[Collected data entries]
|---|
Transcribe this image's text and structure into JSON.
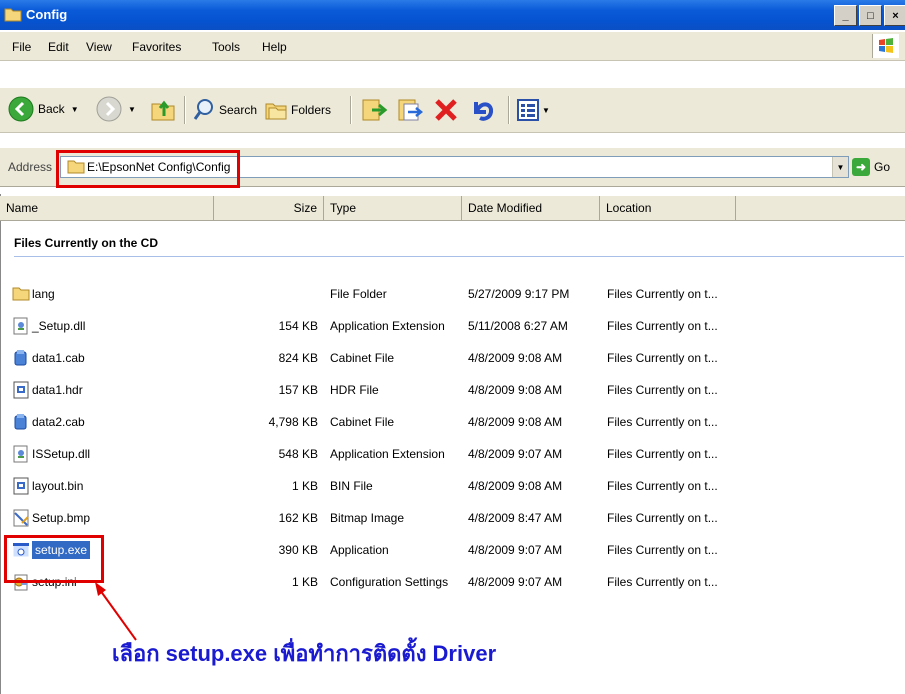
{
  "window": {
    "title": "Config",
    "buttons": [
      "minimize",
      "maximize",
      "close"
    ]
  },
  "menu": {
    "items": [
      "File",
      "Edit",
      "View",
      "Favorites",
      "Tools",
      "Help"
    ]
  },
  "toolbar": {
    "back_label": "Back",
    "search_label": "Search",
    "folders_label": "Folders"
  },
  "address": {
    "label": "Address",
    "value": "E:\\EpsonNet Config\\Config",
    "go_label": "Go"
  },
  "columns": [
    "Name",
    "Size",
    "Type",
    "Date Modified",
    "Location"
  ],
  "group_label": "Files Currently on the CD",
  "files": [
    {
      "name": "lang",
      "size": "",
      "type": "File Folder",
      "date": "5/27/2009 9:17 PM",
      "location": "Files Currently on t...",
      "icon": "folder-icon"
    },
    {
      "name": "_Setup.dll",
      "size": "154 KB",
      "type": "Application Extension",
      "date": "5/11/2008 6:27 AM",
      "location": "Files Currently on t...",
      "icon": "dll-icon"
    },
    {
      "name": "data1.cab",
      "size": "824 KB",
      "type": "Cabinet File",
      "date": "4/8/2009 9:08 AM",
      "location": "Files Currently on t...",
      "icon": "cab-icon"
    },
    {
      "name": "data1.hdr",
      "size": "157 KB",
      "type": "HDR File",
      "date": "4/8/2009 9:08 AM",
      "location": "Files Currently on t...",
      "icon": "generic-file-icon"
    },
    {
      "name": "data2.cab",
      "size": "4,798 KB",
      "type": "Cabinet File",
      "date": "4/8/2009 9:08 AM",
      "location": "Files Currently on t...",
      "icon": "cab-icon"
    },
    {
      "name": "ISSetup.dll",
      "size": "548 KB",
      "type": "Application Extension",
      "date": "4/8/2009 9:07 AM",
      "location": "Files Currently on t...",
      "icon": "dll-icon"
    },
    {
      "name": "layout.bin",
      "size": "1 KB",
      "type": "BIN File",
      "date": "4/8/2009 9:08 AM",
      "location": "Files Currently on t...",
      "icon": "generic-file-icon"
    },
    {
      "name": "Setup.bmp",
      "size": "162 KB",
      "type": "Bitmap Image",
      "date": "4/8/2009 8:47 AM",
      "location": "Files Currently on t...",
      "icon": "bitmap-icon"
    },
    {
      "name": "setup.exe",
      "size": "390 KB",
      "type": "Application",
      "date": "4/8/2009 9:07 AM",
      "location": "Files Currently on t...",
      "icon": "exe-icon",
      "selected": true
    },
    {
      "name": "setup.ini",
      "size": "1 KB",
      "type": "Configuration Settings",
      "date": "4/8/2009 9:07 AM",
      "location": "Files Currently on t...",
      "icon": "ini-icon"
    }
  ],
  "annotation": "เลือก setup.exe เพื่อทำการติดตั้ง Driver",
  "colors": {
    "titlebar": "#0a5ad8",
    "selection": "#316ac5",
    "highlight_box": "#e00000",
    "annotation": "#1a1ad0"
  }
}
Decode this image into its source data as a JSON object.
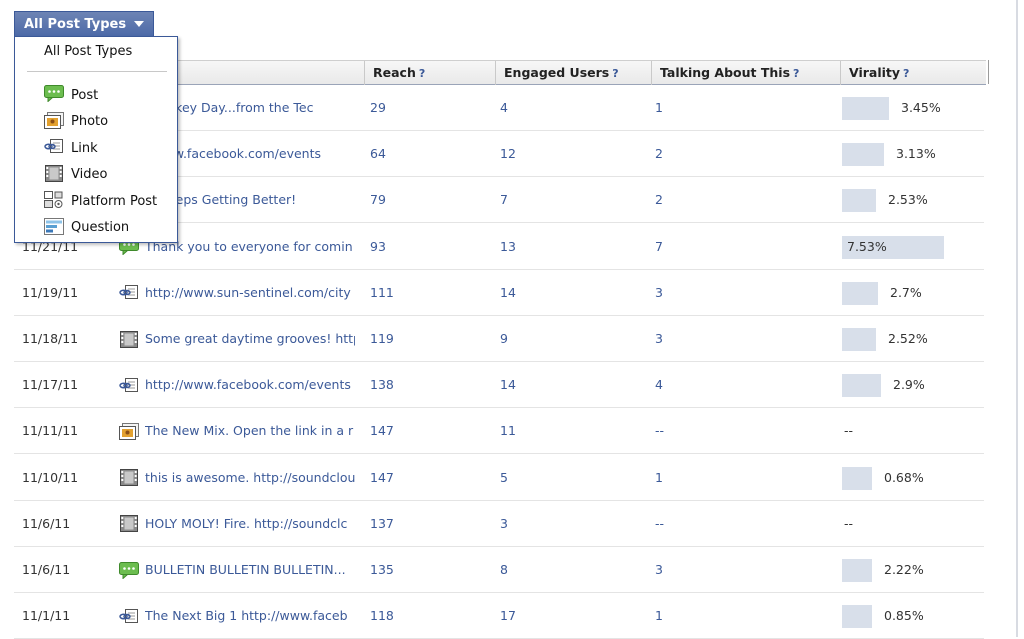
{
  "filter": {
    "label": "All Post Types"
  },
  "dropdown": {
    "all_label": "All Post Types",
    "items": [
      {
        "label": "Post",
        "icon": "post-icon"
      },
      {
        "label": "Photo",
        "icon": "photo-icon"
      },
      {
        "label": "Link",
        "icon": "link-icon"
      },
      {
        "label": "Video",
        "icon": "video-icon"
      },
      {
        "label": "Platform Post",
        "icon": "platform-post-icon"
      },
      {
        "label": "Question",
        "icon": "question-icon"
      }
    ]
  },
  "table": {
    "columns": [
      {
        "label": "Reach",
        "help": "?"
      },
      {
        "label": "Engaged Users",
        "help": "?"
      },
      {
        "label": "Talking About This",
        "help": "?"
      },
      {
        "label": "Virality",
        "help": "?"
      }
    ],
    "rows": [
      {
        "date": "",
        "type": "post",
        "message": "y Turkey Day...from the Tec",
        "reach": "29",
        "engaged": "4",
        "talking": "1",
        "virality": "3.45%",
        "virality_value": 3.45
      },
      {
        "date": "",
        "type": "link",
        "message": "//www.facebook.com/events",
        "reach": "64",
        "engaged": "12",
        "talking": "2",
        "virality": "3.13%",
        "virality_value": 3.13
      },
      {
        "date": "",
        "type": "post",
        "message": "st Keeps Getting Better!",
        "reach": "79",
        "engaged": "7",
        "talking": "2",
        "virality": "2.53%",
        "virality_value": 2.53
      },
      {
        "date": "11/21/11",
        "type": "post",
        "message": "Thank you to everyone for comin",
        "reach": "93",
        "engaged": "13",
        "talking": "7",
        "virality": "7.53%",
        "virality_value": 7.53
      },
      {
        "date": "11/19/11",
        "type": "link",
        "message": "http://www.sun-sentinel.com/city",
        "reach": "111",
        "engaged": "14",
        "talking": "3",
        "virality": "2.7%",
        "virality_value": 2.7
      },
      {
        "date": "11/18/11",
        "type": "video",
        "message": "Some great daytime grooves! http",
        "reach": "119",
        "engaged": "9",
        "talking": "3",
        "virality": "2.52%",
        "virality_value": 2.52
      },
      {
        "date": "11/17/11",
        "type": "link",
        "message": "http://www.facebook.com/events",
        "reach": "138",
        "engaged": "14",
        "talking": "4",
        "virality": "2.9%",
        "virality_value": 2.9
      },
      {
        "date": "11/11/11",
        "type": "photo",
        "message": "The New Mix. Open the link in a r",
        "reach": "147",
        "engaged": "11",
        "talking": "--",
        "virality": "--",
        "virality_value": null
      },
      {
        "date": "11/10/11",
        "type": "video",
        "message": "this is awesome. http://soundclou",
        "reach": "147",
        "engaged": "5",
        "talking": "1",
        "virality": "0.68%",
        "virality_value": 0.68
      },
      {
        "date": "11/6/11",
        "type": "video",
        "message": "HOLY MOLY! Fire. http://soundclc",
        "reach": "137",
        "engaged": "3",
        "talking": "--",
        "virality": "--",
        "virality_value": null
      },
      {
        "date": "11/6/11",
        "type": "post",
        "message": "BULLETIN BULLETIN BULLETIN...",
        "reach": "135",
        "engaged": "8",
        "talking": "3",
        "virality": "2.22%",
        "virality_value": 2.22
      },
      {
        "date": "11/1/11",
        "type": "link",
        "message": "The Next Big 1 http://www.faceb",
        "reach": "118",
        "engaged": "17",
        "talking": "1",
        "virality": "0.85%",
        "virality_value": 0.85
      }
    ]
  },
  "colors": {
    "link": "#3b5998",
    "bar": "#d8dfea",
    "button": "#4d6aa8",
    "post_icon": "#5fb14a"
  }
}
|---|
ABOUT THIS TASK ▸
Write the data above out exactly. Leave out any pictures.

SOLUTION ▸
Transcribe this image's text and structure into JSON.
{
  "window": {
    "title": "Config",
    "buttons": [
      "minimize",
      "maximize",
      "close"
    ]
  },
  "menu": {
    "items": [
      "File",
      "Edit",
      "View",
      "Favorites",
      "Tools",
      "Help"
    ]
  },
  "toolbar": {
    "back_label": "Back",
    "search_label": "Search",
    "folders_label": "Folders"
  },
  "address": {
    "label": "Address",
    "value": "E:\\EpsonNet Config\\Config",
    "go_label": "Go"
  },
  "columns": [
    "Name",
    "Size",
    "Type",
    "Date Modified",
    "Location"
  ],
  "group_label": "Files Currently on the CD",
  "files": [
    {
      "name": "lang",
      "size": "",
      "type": "File Folder",
      "date": "5/27/2009 9:17 PM",
      "location": "Files Currently on t...",
      "icon": "folder-icon"
    },
    {
      "name": "_Setup.dll",
      "size": "154 KB",
      "type": "Application Extension",
      "date": "5/11/2008 6:27 AM",
      "location": "Files Currently on t...",
      "icon": "dll-icon"
    },
    {
      "name": "data1.cab",
      "size": "824 KB",
      "type": "Cabinet File",
      "date": "4/8/2009 9:08 AM",
      "location": "Files Currently on t...",
      "icon": "cab-icon"
    },
    {
      "name": "data1.hdr",
      "size": "157 KB",
      "type": "HDR File",
      "date": "4/8/2009 9:08 AM",
      "location": "Files Currently on t...",
      "icon": "generic-file-icon"
    },
    {
      "name": "data2.cab",
      "size": "4,798 KB",
      "type": "Cabinet File",
      "date": "4/8/2009 9:08 AM",
      "location": "Files Currently on t...",
      "icon": "cab-icon"
    },
    {
      "name": "ISSetup.dll",
      "size": "548 KB",
      "type": "Application Extension",
      "date": "4/8/2009 9:07 AM",
      "location": "Files Currently on t...",
      "icon": "dll-icon"
    },
    {
      "name": "layout.bin",
      "size": "1 KB",
      "type": "BIN File",
      "date": "4/8/2009 9:08 AM",
      "location": "Files Currently on t...",
      "icon": "generic-file-icon"
    },
    {
      "name": "Setup.bmp",
      "size": "162 KB",
      "type": "Bitmap Image",
      "date": "4/8/2009 8:47 AM",
      "location": "Files Currently on t...",
      "icon": "bitmap-icon"
    },
    {
      "name": "setup.exe",
      "size": "390 KB",
      "type": "Application",
      "date": "4/8/2009 9:07 AM",
      "location": "Files Currently on t...",
      "icon": "exe-icon",
      "selected": true
    },
    {
      "name": "setup.ini",
      "size": "1 KB",
      "type": "Configuration Settings",
      "date": "4/8/2009 9:07 AM",
      "location": "Files Currently on t...",
      "icon": "ini-icon"
    }
  ],
  "annotation": "เลือก setup.exe เพื่อทำการติดตั้ง Driver",
  "colors": {
    "titlebar": "#0a5ad8",
    "selection": "#316ac5",
    "highlight_box": "#e00000",
    "annotation": "#1a1ad0"
  }
}
Decode this image into its source data as a JSON object.
{
  "filter": {
    "label": "All Post Types"
  },
  "dropdown": {
    "all_label": "All Post Types",
    "items": [
      {
        "label": "Post",
        "icon": "post-icon"
      },
      {
        "label": "Photo",
        "icon": "photo-icon"
      },
      {
        "label": "Link",
        "icon": "link-icon"
      },
      {
        "label": "Video",
        "icon": "video-icon"
      },
      {
        "label": "Platform Post",
        "icon": "platform-post-icon"
      },
      {
        "label": "Question",
        "icon": "question-icon"
      }
    ]
  },
  "table": {
    "columns": [
      {
        "label": "Reach",
        "help": "?"
      },
      {
        "label": "Engaged Users",
        "help": "?"
      },
      {
        "label": "Talking About This",
        "help": "?"
      },
      {
        "label": "Virality",
        "help": "?"
      }
    ],
    "rows": [
      {
        "date": "",
        "type": "post",
        "message": "y Turkey Day...from the Tec",
        "reach": "29",
        "engaged": "4",
        "talking": "1",
        "virality": "3.45%",
        "virality_value": 3.45
      },
      {
        "date": "",
        "type": "link",
        "message": "//www.facebook.com/events",
        "reach": "64",
        "engaged": "12",
        "talking": "2",
        "virality": "3.13%",
        "virality_value": 3.13
      },
      {
        "date": "",
        "type": "post",
        "message": "st Keeps Getting Better!",
        "reach": "79",
        "engaged": "7",
        "talking": "2",
        "virality": "2.53%",
        "virality_value": 2.53
      },
      {
        "date": "11/21/11",
        "type": "post",
        "message": "Thank you to everyone for comin",
        "reach": "93",
        "engaged": "13",
        "talking": "7",
        "virality": "7.53%",
        "virality_value": 7.53
      },
      {
        "date": "11/19/11",
        "type": "link",
        "message": "http://www.sun-sentinel.com/city",
        "reach": "111",
        "engaged": "14",
        "talking": "3",
        "virality": "2.7%",
        "virality_value": 2.7
      },
      {
        "date": "11/18/11",
        "type": "video",
        "message": "Some great daytime grooves! http",
        "reach": "119",
        "engaged": "9",
        "talking": "3",
        "virality": "2.52%",
        "virality_value": 2.52
      },
      {
        "date": "11/17/11",
        "type": "link",
        "message": "http://www.facebook.com/events",
        "reach": "138",
        "engaged": "14",
        "talking": "4",
        "virality": "2.9%",
        "virality_value": 2.9
      },
      {
        "date": "11/11/11",
        "type": "photo",
        "message": "The New Mix. Open the link in a r",
        "reach": "147",
        "engaged": "11",
        "talking": "--",
        "virality": "--",
        "virality_value": null
      },
      {
        "date": "11/10/11",
        "type": "video",
        "message": "this is awesome. http://soundclou",
        "reach": "147",
        "engaged": "5",
        "talking": "1",
        "virality": "0.68%",
        "virality_value": 0.68
      },
      {
        "date": "11/6/11",
        "type": "video",
        "message": "HOLY MOLY! Fire. http://soundclc",
        "reach": "137",
        "engaged": "3",
        "talking": "--",
        "virality": "--",
        "virality_value": null
      },
      {
        "date": "11/6/11",
        "type": "post",
        "message": "BULLETIN BULLETIN BULLETIN...",
        "reach": "135",
        "engaged": "8",
        "talking": "3",
        "virality": "2.22%",
        "virality_value": 2.22
      },
      {
        "date": "11/1/11",
        "type": "link",
        "message": "The Next Big 1 http://www.faceb",
        "reach": "118",
        "engaged": "17",
        "talking": "1",
        "virality": "0.85%",
        "virality_value": 0.85
      }
    ]
  },
  "colors": {
    "link": "#3b5998",
    "bar": "#d8dfea",
    "button": "#4d6aa8",
    "post_icon": "#5fb14a"
  }
}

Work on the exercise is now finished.